Exclusive Oculus title Marvel Powers United VR arrives July 26 for around $40. The game’s arrival also comes alongside a new retail bundle for the Rift. Players can embody 18 heroes from the Marvel universe including Spider-Man, Captain America, Wolverine, Black Widow, Hulk, Captain Marvel, Deadpool, Black Panther and Thor. If you haven’t seen it already, the final trailer is highly recommended viewing.
The nostalgia-driven trailer is pretty bold in its assertion that VR will make your childhood dreams come true. It would be easy to discount such a claim as marketing hyperbole if Beat Saber wasn’t already making so many people feel like they are stepping inside a sequence from their favorite action movie armed with a pair of bad-ass laser swords.
Beat Saber’s “Angel Voices”
Beat Saber launched in May with just 10 songs. An update this week added an 11th official song, Angel Voices. The update broke the unofficial BeatSaver mod we were using to add custom songs to the game, but a subsequent update to the mod has rectified the issue. The song is much longer than any of the original set, and longer than most of the mod songs, with an intense section right at the end. I haven’t completed it on no-fail mode yet; it’s really tiring.
Whit the new level “Angel Voices” from @porterrobinson aka @virtual_self we really wanted to bring the first long level into the game. Let me know if you like the idea of long levels or you prefer standard 2-3min length. Thx for the feedback! 🙌 @BeatSaber
— Jaroslav Beck (@Sqeepo) July 21, 2018
The holiday shopping season hasn’t kicked into full gear yet, but look for attempts to package VR in new ways at lower prices in the coming months with games similar to Marvel Powers United VR or Beat Saber which can make players feel like superheroes.
Magic Leap One Creator Edition Coming Soon
An ongoing series of tweets from Magic Leap CEO Rony Abovitz suggests the company is “finishing the last bits” of a launch checklist for the Magic Leap One Creator Edition. Another message reassures followers “we know we have to earn our place in this world.”
The FCC has approved the Magic Leap One Creator Edition, knocking down one of the chief barriers to release.
Last week, the Magic Leap team presented a demo of the Magic Leap hardware on their weekly stream for the first time. The demo itself was a very simple developer sample, and the fact that it was not immediately impressive led to a lot of wailing and gnashing of teeth on social media from people aggrieved at Magic Leap’s marketing strategy. You can see for yourself in the embed below, but I don’t think the demo reveals enough to tell us if the hardware will amaze or disappoint. It’s not a full-fledged application and the video is cropped so that the field of view is hard to judge. Tech demos aren’t the same as shipping games, and the device’s Tegra X2 SoC should be able to throw a lot more polygons on screen than we see here.

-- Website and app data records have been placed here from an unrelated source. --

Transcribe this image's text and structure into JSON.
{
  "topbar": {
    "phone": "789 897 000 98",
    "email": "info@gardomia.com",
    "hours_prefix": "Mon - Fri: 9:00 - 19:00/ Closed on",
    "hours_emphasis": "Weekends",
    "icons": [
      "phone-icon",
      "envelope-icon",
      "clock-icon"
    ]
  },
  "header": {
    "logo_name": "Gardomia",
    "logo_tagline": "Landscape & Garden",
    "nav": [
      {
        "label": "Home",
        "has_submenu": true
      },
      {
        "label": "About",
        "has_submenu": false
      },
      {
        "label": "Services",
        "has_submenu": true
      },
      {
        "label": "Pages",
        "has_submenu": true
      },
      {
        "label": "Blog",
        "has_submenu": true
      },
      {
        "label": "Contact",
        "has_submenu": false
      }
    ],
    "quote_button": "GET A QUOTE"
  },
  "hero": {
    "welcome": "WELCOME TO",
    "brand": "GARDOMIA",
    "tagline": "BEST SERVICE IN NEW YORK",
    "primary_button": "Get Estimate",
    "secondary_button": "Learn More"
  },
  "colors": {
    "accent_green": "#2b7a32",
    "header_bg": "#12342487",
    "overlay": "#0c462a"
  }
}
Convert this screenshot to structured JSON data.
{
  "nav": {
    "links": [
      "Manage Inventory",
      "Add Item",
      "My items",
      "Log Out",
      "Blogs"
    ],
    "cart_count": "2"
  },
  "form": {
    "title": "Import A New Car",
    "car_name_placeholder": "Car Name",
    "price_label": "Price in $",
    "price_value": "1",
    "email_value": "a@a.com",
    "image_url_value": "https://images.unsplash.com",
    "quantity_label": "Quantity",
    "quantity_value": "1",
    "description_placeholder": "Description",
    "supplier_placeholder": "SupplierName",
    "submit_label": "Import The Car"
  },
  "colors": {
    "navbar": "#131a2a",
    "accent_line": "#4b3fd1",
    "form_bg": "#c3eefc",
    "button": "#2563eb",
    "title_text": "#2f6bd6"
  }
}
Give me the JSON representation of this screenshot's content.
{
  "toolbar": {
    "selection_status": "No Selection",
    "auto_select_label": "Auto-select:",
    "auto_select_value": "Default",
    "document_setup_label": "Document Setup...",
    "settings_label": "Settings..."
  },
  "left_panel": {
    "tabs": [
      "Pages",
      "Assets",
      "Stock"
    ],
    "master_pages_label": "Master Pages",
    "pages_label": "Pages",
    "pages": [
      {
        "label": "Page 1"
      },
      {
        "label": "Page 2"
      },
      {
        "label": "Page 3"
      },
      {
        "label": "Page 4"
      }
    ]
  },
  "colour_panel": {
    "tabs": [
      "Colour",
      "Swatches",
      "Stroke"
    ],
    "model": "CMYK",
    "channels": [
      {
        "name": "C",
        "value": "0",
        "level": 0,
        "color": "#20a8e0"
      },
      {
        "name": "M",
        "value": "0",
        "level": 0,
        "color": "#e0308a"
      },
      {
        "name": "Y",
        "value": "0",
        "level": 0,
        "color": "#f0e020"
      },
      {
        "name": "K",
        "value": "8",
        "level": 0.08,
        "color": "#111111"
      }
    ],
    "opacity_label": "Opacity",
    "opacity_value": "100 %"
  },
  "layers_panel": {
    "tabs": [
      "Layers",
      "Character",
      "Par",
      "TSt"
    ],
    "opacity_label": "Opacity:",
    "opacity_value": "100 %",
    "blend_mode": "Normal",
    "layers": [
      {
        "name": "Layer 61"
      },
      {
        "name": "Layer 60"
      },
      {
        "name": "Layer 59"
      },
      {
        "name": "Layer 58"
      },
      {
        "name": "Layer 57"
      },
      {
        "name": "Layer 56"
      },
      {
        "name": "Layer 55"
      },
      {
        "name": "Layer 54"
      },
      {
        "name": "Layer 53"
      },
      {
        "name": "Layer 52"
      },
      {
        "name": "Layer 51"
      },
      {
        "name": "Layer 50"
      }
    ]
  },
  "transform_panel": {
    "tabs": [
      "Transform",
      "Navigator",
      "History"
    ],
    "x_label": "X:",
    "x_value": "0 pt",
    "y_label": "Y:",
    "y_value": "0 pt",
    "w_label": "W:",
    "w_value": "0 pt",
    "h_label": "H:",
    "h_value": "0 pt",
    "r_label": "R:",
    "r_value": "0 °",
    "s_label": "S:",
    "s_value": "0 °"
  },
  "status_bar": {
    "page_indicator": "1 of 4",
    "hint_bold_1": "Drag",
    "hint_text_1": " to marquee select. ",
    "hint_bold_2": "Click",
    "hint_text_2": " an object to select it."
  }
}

Due to NDA’s I may not be allowed to comment on Magic Leap going forward until the public gets to see the hardware in person. So if we’re silent on the topic in coming weeks, that’s why.
And for everyone following us @magicleap – we know we have to earn our place in this world. Our Day 1 is coming soon, and we are going to share with you what we have built, we will listen, we will learn, and we know that a good future is only built #togetherwithlove
— Rony Abovitz (@rabovitz) July 19, 2018
“Brutal VR sci-fi-horror” game The Persistence launches July 24 on PlayStation VR for around $30. Set 1291 light years away on a ship named The Persistence, you’re faced with an “entire crew mutated into horrific & murderous aberrations, it’s down to you, a stored memory printed & uploaded into a seemingly endless supply of disposable clones by the ship’s AI.”
Not everyone loves VR horror games, but for some it is the exact reason to buy a VR headset. In The Persistence, every time you die and come back “the layout of the ship has changed. Every life will play out differently, with different enemies to face, items to find and power-ups to collect.”
San Diego Comic-Con
VR exhibits appeared throughout Comic-Com in San Diego. The largest, and probably, the most ambitious location-based VR installation ever attempted, was Amazon’s Jack Ryan VR park featuring a backpack PC driving a Rift with professional motion capture equipment for tracking. VR Scout’s Jonathan Nafarrete reports “physically walking, grabbing, and flying with a VR headset on, the entire time.” Players rappel out of a helicopter in the first sequence, proceed through a shootout armed only with a pathetic taser, then zipline through explosions and gunfire for the grand finale. It seems to have generated a lot of media attention, so if you are looking to use location-based VR as a marketing tool, the bar has been set!